Of course it is possible to take the Metro from the Eiffel Tower to Montmartre but Paris is a wonderful city to explore on foot, taking in the city's numerous landmarks and stopping in its countless cafes and boulevard shops along the way.
While it is possible to cross the entire city in only a few hours, visitors to the City of Light are spoilt for choice when it comes to possible itineraries so the 10 routes listed below take in only some of what Paris has to offer.
Visitors interested in discovering the city's historical centre should begin with a stroll on the two River Seine islands. The gothic masterpiece Notre Dame is located on the Ile-de-la-Cite while the neighbouring Saint-Louis offers one of the city's best picnic areas with views of the riverbank and stunning cathedral.
The Marais is now probably best known for its thriving gay scene, crowded bars, trendy shops and restaurants. However, by walking through the area visitors can also discover lots of traces of Jewish life, including a synagogue with its Art Nouveau facade, kosher food stores and memorials to Jewish schoolchildren deported during World War II.
Comfortable footwear is essential for the steep walk up to Montmartre but views from the Basilica of Sacre-Coeur on the crest of the hill makes the exertion worthwhile.
The only downside is the huge number of fellow tourists, pushy souvenir sellers and street artists. The western part of the hill with its small houses and facades overgrown with plants is an infinitely more pleasant experience.
Today almost nothing remains of the Bastille that was stormed by French revolutionaries in 1789 but the area is well worth a visit if only to explore the many beautiful courtyards and buildings which previously primarily housed the city's carpenters and joiners. The quarter is also home to the Marche d'Aligre, one of the most colourful and lively vegetable markets in Paris.
The left bank of the Seine is a good place to look for traces of the Roman presence in Paris, such as the thermal baths near Cluny Museum and the amphitheatre where young boys now play football.
A small diversion to the Pantheon, which has served both as a church and a temple of heroes, is also worthwhile.
Thanks to its huge immigrant population, Paris has the advantage of offering visitors the chance to experience a tapestry of cultural life.
The Tamil quarter near the Gare du Nord is full of places selling exotic herbs and spices, as well as shops offering traditional sari cloth and colourful statues of deities. You only have to stroll a couple of streets further before arriving in a predominantly African area.
In good weather, a walk along the Canal Saint-Martin followed by a picnic in the shade of the stately plane trees is hard to beat. There are also numerous pleasant cafes and shops along the canal bank and in the small side-streets nearby.
Visitors looking for style should head for the Boulevard Saint-Germain, where well-dressed Parisian women in high heels and men wearing blazers like to congregate.

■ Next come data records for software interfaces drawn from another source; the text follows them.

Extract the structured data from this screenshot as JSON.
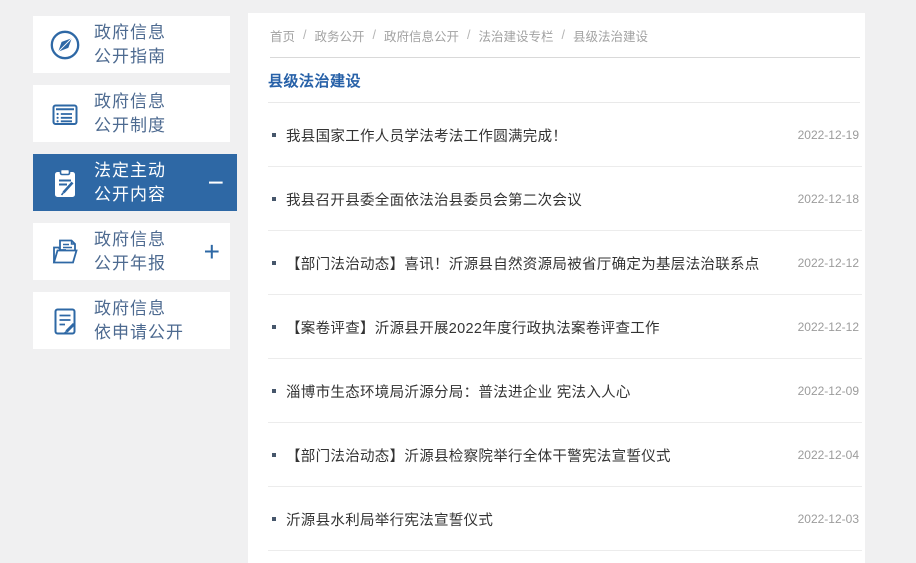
{
  "page": {
    "background_color": "#f0f0f1",
    "accent_color": "#2e68a5",
    "title_color": "#2761a8"
  },
  "sidebar": {
    "items": [
      {
        "line1": "政府信息",
        "line2": "公开指南",
        "icon": "compass-icon",
        "active": false,
        "toggle": ""
      },
      {
        "line1": "政府信息",
        "line2": "公开制度",
        "icon": "list-document-icon",
        "active": false,
        "toggle": ""
      },
      {
        "line1": "法定主动",
        "line2": "公开内容",
        "icon": "clipboard-pen-icon",
        "active": true,
        "toggle": "−"
      },
      {
        "line1": "政府信息",
        "line2": "公开年报",
        "icon": "folder-document-icon",
        "active": false,
        "toggle": "+"
      },
      {
        "line1": "政府信息",
        "line2": "依申请公开",
        "icon": "document-pen-icon",
        "active": false,
        "toggle": ""
      }
    ]
  },
  "breadcrumb": {
    "separator": "/",
    "items": [
      "首页",
      "政务公开",
      "政府信息公开",
      "法治建设专栏",
      "县级法治建设"
    ]
  },
  "main": {
    "title": "县级法治建设",
    "articles": [
      {
        "title": "我县国家工作人员学法考法工作圆满完成！",
        "date": "2022-12-19"
      },
      {
        "title": "我县召开县委全面依法治县委员会第二次会议",
        "date": "2022-12-18"
      },
      {
        "title": "【部门法治动态】喜讯！沂源县自然资源局被省厅确定为基层法治联系点",
        "date": "2022-12-12"
      },
      {
        "title": "【案卷评查】沂源县开展2022年度行政执法案卷评查工作",
        "date": "2022-12-12"
      },
      {
        "title": "淄博市生态环境局沂源分局：普法进企业 宪法入人心",
        "date": "2022-12-09"
      },
      {
        "title": "【部门法治动态】沂源县检察院举行全体干警宪法宣誓仪式",
        "date": "2022-12-04"
      },
      {
        "title": "沂源县水利局举行宪法宣誓仪式",
        "date": "2022-12-03"
      }
    ]
  }
}
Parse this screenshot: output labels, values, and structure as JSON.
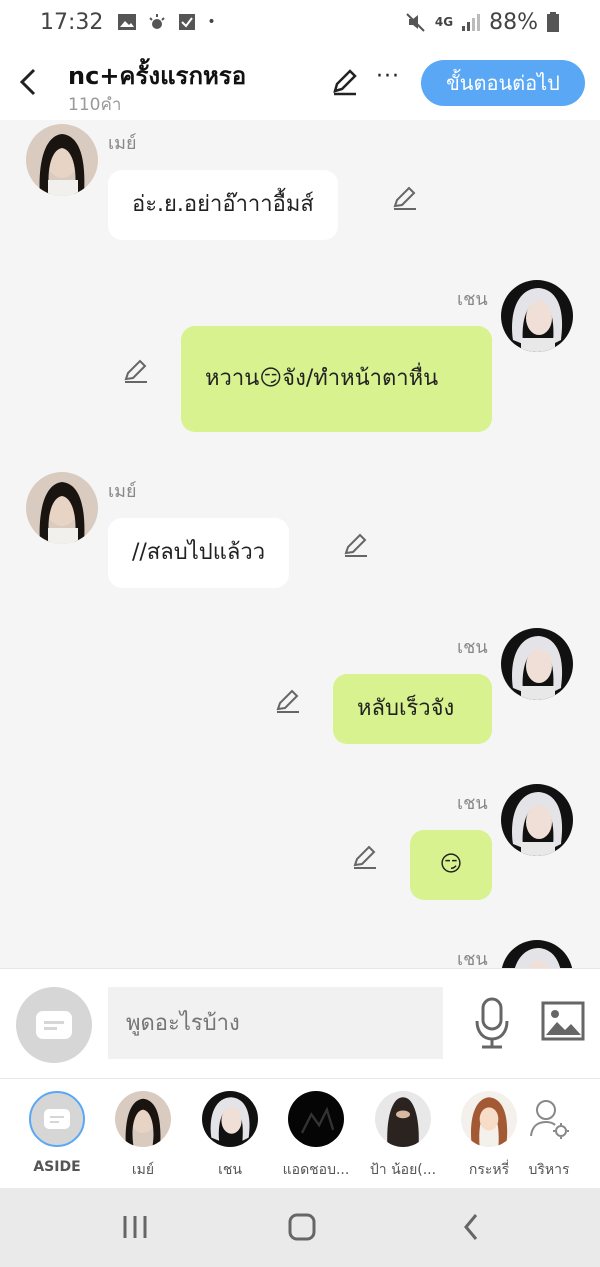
{
  "status": {
    "time": "17:32",
    "network": "4G",
    "battery": "88%"
  },
  "header": {
    "title": "nc+ครั้งแรกหรอ",
    "subtitle": "110คำ",
    "next_label": "ขั้นตอนต่อไป"
  },
  "messages": [
    {
      "sender": "เมย์",
      "side": "left",
      "text": "อ่ะ.ย.อย่าอ๊าาาอื้มส์"
    },
    {
      "sender": "เชน",
      "side": "right",
      "text": "หวาน😏จัง/ทำหน้าตาหื่น"
    },
    {
      "sender": "เมย์",
      "side": "left",
      "text": "//สลบไปแล้วว"
    },
    {
      "sender": "เชน",
      "side": "right",
      "text": "หลับเร็วจัง"
    },
    {
      "sender": "เชน",
      "side": "right",
      "text": "😏"
    },
    {
      "sender": "เชน",
      "side": "right",
      "text": ""
    }
  ],
  "composer": {
    "placeholder": "พูดอะไรบ้าง"
  },
  "characters": [
    {
      "label": "ASIDE"
    },
    {
      "label": "เมย์"
    },
    {
      "label": "เชน"
    },
    {
      "label": "แอดชอบ..."
    },
    {
      "label": "ป้า น้อย(..."
    },
    {
      "label": "กระหรี่"
    },
    {
      "label": "บริหาร"
    }
  ],
  "colors": {
    "accent": "#5aa8f5",
    "bubble_right": "#d7f28e",
    "bubble_left": "#ffffff"
  }
}
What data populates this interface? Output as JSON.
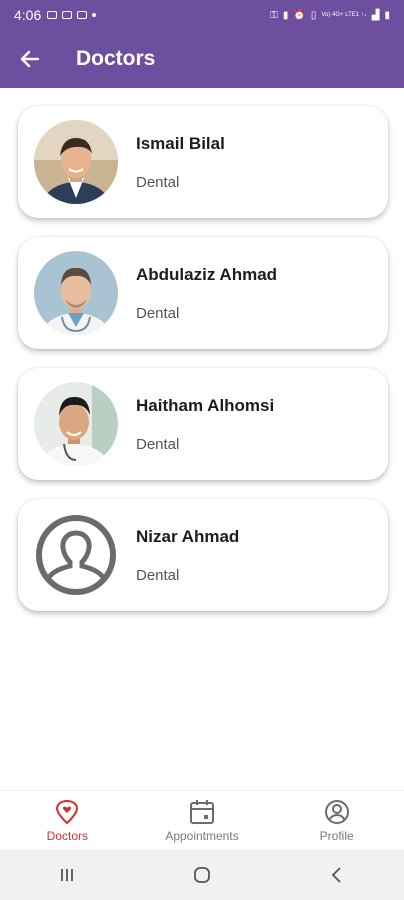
{
  "status_bar": {
    "time": "4:06",
    "network": "Vo) 4G+ LTE1 ↑↓"
  },
  "app_bar": {
    "title": "Doctors"
  },
  "doctors": [
    {
      "name": "Ismail Bilal",
      "specialty": "Dental"
    },
    {
      "name": "Abdulaziz Ahmad",
      "specialty": "Dental"
    },
    {
      "name": "Haitham Alhomsi",
      "specialty": "Dental"
    },
    {
      "name": "Nizar Ahmad",
      "specialty": "Dental"
    }
  ],
  "bottom_nav": {
    "items": [
      {
        "label": "Doctors",
        "icon": "location-heart-icon",
        "active": true
      },
      {
        "label": "Appointments",
        "icon": "calendar-icon",
        "active": false
      },
      {
        "label": "Profile",
        "icon": "user-circle-icon",
        "active": false
      }
    ]
  },
  "colors": {
    "primary": "#6e4e9e",
    "active": "#d32f2f",
    "inactive": "#7a7a7a"
  }
}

The French liked to make fun of former President Nicolas Sarkozy's love for the high life.
A walk around the Elysee Palace, the official presidential residence, and along Rue du Faubourg Saint-Honore gives visitors sight of some the finest boutiques the city has to offer.
Villa Mouzaia is one of the lesser known but more interesting Parisian quarters with its small houses and overgrown front gardens.
The Parc Buttes Chaumont is nearby where tired walkers can relax with a glass of chilled white wine and watch the world go by from the terrace of the Cafe Rosa Bonheur.